"""
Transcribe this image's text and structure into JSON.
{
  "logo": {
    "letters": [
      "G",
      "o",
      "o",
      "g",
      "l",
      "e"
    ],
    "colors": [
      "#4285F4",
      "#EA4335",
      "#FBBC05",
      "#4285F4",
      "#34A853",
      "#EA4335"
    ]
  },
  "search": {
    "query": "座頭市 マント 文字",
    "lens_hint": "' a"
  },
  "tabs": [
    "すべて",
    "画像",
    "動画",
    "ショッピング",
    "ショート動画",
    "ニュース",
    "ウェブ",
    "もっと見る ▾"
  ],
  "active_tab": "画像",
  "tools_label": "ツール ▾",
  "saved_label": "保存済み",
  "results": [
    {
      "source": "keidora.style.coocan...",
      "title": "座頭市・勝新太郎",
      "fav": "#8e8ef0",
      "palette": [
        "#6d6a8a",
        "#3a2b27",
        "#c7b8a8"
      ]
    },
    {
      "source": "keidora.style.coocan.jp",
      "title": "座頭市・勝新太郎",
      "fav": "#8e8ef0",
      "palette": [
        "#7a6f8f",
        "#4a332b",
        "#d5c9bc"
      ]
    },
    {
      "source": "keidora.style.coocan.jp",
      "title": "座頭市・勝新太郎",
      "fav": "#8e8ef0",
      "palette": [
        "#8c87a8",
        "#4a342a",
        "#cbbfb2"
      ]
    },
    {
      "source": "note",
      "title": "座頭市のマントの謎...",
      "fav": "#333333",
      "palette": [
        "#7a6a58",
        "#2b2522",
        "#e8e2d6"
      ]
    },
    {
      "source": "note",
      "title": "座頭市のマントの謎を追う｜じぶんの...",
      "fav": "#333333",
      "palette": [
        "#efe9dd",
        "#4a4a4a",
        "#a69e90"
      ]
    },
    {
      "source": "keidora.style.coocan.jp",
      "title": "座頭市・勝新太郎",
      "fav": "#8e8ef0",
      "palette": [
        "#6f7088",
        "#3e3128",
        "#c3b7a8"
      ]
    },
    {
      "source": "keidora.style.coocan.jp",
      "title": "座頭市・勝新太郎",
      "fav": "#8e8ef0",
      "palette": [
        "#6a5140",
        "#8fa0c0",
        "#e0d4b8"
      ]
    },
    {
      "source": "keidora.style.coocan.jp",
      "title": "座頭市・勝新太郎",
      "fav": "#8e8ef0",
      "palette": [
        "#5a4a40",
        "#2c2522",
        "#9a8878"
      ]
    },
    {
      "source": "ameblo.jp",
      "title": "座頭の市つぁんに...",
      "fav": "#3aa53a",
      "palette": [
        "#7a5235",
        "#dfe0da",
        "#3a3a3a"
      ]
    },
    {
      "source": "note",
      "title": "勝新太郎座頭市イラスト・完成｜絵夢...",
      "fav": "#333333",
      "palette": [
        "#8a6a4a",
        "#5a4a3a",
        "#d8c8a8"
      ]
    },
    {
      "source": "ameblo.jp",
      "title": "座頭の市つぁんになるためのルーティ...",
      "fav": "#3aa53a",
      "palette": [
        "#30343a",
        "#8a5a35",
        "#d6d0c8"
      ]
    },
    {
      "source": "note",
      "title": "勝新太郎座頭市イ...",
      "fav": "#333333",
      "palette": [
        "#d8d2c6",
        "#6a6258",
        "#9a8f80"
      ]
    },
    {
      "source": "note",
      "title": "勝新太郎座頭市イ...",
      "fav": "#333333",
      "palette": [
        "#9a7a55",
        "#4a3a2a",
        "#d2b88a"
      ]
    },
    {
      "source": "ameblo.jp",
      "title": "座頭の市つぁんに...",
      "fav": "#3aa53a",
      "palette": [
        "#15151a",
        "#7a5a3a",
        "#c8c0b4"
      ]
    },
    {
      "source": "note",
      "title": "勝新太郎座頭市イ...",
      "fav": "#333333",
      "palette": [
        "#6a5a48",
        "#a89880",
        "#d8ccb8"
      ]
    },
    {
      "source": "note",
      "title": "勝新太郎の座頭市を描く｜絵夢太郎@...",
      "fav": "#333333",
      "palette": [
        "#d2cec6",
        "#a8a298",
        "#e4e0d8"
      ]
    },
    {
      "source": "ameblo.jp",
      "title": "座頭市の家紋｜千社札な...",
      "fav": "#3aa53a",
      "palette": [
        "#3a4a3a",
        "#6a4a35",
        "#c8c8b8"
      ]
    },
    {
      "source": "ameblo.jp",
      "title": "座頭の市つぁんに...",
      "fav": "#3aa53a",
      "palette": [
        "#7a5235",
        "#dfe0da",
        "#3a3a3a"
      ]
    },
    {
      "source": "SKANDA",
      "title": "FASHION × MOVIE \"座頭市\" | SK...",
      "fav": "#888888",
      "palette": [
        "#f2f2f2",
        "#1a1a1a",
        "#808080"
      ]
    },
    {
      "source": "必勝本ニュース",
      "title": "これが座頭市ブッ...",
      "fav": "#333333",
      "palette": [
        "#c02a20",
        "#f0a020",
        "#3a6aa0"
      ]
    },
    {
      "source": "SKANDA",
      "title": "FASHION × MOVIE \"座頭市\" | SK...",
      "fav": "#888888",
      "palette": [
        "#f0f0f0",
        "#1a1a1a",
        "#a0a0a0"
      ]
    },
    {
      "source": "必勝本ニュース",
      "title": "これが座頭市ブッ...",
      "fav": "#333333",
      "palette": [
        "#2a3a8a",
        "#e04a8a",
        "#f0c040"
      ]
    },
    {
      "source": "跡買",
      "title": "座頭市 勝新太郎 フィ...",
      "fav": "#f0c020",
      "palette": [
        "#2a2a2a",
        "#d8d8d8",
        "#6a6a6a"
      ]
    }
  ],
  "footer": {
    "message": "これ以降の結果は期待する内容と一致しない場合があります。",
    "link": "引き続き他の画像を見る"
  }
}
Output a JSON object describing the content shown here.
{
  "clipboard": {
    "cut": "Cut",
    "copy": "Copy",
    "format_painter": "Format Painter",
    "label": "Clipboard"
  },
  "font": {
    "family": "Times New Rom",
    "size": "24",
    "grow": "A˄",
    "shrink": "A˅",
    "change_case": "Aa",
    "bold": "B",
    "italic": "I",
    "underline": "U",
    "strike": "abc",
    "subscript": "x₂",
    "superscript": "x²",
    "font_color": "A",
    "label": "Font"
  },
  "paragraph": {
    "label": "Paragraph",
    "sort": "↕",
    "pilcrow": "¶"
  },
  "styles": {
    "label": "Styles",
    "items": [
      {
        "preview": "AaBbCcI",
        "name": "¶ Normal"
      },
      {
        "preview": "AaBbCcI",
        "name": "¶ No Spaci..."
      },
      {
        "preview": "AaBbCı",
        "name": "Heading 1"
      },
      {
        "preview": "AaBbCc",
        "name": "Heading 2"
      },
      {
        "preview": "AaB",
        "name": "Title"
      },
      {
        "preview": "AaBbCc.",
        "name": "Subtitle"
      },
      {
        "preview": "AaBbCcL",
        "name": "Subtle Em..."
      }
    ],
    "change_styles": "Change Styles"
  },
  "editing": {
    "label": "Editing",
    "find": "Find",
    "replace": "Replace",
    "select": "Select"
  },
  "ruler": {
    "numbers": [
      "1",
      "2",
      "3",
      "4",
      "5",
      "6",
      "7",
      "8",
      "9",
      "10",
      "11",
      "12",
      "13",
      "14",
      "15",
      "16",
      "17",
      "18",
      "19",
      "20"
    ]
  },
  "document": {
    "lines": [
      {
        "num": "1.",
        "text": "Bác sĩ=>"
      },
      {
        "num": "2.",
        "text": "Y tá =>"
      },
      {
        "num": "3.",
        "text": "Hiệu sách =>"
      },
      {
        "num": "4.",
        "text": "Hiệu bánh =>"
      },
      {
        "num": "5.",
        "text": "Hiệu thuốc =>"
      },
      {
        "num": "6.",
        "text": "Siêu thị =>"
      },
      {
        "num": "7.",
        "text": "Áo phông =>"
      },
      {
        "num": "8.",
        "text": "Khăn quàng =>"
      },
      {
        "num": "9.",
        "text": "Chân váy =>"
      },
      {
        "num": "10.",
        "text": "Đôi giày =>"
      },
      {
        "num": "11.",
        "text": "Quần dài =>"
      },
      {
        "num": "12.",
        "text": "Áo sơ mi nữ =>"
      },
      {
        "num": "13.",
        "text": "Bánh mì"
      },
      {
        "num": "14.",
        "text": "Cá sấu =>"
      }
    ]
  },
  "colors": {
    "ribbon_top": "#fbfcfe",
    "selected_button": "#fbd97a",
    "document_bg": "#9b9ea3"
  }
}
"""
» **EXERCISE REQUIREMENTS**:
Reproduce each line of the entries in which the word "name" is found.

» **RESPONSE FOR THIS EXERCISE**:
        "name": "¶ Normal"
        "name": "¶ No Spaci..."
        "name": "Heading 1"
        "name": "Heading 2"
        "name": "Title"
        "name": "Subtitle"
        "name": "Subtle Em..."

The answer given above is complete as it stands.